Carl Henry, writing in 1947 when Evangelicalism had largely withdrawn itself from the American society, said, “If historic Christianity is again to compete as a vital world ideology, evangelicalism must project a solution for the most pressing world problems. It must offer a formula for a new world mind with spiritual ends, involving evangelical affirmations in political, economic, sociological, and educational realms…The redemptive message has implications for all of life…The Christian life must be lived out, among the regenerate, in every area of activity, until even the unregenerate are moved by Christian standards, acknowledging their force…”

Secondly, we learn that the Bible must be central to everything that we are engaged in. Martin Luther wrote, “Scripture…alone is the fount of all wisdom… Scripture alone must remain the judge and the master of all books…Whoever does not consult Scripture will know nothing whatever…Nothing except the divine words are to be the first principles for Christians; all human words are conclusions drawn from them and must be brought back to them and approved by them.”

The Reformers and the Puritans sought to apply the Bible to their vocation, marriage, family, economics, education, politics, social ethics, social action, as well as personal piety, devotion, worship, and theological study. Leland Ryken wrote of the Puritans that, “Puritanism was a movement in which the Bible was central to everything.”

Gary DeMar describes the Puritan Cotton Mather (1663-1728) as an example of a Christian who worked to apply the Bible beyond the narrow confines of Christian piety. “In fact, Mather saw the development of scientific discovery as an outgrowth of his biblical studies… He was widely regarded as the most brilliant man in New England.” As a scientist as well as a pastor, Mather “did not share the medieval belief that this world does not matter. For Mather and others like him, a worldview that had the Bible at its centre was the only way a person could make sense of the world.” We should aim to make the Bible the foundation and starting point for our lives, and we should train our children from young to have a biblical view of everything in this world.

Thirdly, we learn that there is no such thing as neutrality, particularly in the area of education and learning. The early students at Harvard were exhorted to place Christ as the foundation of all sound knowledge and learning. We too must do the same. We must not be ashamed of our Christian distinctives even in the area of scholarship and schooling. Greg Bahnsen wrote, “Every academic pursuit and every thought must be related to Jesus Christ, for Jesus is the way, the truth, and the life (Jn 14:6). To avoid Christ in your thought at any point, then, is to be misled, untruthful, and spiritually dead…The Christian is completely different from the world when it comes to intellect and scholarship; he does not follow the neutral methods of unbelief, but by God’s grace he has new commitments, new presuppositions, in his thinking…neutrality is nothing short of immorality (Jas 4:4).”

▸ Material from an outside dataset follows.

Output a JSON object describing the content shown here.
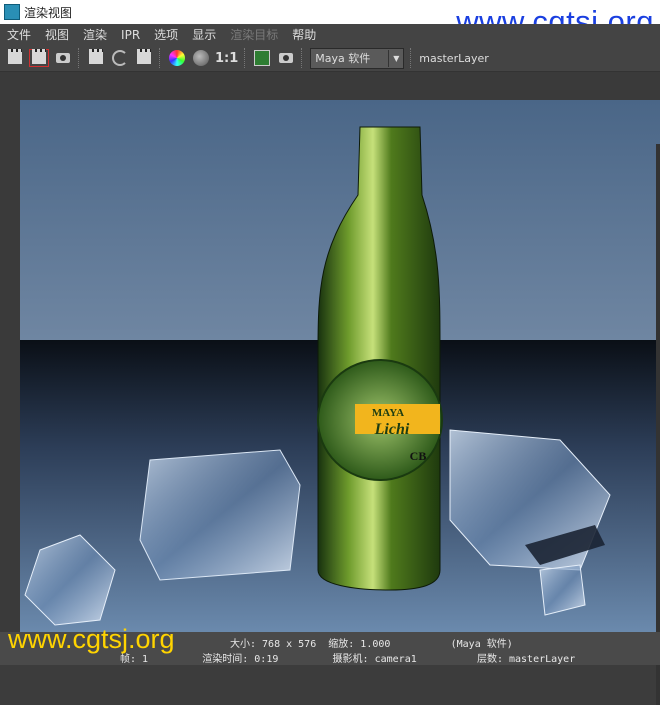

May the Lord be pleased to use His Church in this generation to bring about a new reformation for His own glory.

—Linus Chua